[Dataset rows describing interfaces]
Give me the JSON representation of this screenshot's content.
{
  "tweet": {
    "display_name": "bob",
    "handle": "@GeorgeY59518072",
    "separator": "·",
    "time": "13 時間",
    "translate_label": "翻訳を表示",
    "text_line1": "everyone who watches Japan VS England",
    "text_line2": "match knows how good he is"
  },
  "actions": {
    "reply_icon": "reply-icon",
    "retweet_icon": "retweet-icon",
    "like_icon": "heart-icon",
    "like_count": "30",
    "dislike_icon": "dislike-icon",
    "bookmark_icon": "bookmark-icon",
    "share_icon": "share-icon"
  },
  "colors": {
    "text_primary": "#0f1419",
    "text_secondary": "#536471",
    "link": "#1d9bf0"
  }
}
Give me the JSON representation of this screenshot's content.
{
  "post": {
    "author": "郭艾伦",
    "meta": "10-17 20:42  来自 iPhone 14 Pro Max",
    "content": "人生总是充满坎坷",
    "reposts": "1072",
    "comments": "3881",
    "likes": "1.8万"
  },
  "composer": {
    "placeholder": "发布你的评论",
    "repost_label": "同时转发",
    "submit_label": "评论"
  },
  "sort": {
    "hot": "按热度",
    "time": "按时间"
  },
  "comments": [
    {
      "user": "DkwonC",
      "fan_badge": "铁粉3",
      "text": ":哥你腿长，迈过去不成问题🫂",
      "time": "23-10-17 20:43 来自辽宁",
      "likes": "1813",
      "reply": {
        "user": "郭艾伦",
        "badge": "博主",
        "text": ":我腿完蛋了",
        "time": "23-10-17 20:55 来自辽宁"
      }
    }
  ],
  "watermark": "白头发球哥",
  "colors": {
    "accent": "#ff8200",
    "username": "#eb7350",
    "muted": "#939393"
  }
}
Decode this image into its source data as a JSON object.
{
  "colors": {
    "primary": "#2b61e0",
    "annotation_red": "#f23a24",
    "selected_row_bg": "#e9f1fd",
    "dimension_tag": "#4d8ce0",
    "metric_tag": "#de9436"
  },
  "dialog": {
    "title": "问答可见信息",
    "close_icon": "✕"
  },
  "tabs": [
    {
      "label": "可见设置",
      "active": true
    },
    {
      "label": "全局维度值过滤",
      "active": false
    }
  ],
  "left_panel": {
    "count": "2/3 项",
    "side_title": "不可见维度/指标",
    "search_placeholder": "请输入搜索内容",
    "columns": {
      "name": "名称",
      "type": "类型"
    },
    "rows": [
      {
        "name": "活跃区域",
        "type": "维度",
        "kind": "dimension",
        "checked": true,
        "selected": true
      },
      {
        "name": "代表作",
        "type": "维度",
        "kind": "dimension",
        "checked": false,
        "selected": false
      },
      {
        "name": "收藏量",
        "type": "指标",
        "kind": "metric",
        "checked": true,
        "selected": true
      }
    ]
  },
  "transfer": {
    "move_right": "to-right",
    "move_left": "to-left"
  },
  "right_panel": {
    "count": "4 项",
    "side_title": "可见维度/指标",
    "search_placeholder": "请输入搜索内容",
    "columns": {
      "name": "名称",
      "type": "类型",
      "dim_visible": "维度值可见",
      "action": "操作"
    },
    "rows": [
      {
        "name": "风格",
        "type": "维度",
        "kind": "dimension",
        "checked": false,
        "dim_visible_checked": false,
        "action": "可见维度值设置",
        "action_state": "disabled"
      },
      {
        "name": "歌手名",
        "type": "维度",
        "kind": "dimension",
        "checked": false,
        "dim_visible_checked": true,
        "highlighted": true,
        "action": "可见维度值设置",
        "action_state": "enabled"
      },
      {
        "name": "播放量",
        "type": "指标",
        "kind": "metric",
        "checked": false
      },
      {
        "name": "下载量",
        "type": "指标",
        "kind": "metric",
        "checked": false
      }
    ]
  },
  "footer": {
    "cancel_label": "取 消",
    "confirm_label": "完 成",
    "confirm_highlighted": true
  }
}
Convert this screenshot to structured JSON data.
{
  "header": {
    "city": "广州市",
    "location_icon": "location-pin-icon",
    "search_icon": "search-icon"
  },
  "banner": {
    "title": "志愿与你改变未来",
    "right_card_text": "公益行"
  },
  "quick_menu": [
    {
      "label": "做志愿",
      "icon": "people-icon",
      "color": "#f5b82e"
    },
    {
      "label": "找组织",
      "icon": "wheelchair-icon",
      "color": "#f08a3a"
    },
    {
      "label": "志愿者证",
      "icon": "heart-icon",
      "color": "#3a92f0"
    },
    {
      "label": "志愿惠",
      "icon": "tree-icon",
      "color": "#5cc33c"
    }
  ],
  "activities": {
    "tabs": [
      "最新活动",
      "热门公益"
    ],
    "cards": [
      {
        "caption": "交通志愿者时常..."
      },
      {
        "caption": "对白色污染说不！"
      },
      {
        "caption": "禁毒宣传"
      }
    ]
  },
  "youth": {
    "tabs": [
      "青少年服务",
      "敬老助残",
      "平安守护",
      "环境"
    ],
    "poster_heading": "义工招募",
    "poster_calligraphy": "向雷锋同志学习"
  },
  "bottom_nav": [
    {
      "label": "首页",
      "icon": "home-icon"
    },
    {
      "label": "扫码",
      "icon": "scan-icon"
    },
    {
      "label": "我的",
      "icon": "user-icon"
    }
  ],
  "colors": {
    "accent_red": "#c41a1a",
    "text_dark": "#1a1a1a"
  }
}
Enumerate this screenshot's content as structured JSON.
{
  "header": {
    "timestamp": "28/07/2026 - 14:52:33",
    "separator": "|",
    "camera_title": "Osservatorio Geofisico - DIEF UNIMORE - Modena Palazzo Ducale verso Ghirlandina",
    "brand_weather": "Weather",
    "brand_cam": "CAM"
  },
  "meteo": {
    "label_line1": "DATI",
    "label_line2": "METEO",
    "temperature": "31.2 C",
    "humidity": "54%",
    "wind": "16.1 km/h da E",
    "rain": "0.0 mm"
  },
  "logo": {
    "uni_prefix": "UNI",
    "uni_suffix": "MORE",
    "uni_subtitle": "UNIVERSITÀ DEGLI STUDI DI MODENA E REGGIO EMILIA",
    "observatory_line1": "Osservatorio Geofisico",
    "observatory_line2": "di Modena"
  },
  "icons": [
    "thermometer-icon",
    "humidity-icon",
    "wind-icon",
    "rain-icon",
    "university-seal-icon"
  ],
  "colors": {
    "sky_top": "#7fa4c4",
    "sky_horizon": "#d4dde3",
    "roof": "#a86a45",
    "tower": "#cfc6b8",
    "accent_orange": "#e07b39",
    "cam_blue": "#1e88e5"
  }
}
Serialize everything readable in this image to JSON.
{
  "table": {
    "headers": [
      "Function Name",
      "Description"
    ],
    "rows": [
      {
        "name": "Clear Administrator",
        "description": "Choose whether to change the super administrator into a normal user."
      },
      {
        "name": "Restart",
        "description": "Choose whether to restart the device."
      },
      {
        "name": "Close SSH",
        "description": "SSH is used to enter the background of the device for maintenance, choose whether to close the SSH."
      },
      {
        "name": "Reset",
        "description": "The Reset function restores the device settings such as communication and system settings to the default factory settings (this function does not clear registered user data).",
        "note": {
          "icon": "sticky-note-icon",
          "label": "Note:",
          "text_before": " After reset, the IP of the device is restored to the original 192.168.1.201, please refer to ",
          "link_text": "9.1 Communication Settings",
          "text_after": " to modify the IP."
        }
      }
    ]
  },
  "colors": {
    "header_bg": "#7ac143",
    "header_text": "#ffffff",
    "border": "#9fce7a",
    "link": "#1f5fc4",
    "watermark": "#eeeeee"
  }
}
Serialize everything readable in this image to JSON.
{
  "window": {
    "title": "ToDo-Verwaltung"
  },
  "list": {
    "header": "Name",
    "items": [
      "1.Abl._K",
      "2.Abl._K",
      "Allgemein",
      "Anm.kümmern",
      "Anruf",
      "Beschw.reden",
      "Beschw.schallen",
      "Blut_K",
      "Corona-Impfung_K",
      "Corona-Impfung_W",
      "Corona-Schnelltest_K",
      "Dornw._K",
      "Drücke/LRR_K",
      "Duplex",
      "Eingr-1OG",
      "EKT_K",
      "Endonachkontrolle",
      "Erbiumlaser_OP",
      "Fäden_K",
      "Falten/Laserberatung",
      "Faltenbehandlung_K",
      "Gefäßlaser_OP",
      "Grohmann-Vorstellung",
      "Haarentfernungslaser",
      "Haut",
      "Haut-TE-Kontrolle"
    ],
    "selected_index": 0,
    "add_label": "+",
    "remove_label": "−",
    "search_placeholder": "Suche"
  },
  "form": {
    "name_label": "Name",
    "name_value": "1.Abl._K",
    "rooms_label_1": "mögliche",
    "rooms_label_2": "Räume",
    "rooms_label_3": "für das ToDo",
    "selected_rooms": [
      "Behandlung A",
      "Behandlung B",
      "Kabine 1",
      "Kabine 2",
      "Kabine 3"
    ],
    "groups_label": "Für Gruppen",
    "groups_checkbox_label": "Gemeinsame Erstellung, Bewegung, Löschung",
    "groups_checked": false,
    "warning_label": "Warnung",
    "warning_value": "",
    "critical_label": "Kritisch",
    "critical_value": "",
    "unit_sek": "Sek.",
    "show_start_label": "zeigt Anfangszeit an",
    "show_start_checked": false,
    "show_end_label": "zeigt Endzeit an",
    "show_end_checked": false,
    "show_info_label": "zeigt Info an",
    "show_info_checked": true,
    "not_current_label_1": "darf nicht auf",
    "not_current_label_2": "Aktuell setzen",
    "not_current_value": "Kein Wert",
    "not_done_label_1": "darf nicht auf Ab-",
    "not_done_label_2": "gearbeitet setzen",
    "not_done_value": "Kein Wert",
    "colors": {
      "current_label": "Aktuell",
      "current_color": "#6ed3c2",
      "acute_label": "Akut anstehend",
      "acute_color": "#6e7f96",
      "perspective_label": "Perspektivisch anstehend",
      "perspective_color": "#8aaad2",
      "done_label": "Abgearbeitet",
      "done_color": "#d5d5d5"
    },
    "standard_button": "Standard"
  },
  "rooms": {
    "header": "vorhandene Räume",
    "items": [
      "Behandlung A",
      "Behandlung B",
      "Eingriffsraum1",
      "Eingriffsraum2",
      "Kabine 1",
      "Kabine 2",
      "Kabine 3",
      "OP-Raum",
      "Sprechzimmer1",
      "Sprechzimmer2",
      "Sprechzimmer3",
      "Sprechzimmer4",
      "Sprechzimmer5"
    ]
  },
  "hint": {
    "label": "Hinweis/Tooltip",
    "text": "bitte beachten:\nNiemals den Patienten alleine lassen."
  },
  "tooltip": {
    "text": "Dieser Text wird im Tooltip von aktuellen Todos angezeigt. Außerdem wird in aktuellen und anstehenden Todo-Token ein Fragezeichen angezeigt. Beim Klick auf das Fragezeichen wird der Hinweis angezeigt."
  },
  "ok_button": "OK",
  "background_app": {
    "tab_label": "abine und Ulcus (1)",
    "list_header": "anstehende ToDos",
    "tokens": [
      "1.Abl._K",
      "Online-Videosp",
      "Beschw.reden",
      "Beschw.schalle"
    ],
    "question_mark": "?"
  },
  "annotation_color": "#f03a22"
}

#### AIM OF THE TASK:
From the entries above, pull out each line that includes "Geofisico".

#### REPLY TO THE EXERCISE:
    "camera_title": "Osservatorio Geofisico - DIEF UNIMORE - Modena Palazzo Ducale verso Ghirlandina",
    "observatory_line1": "Osservatorio Geofisico",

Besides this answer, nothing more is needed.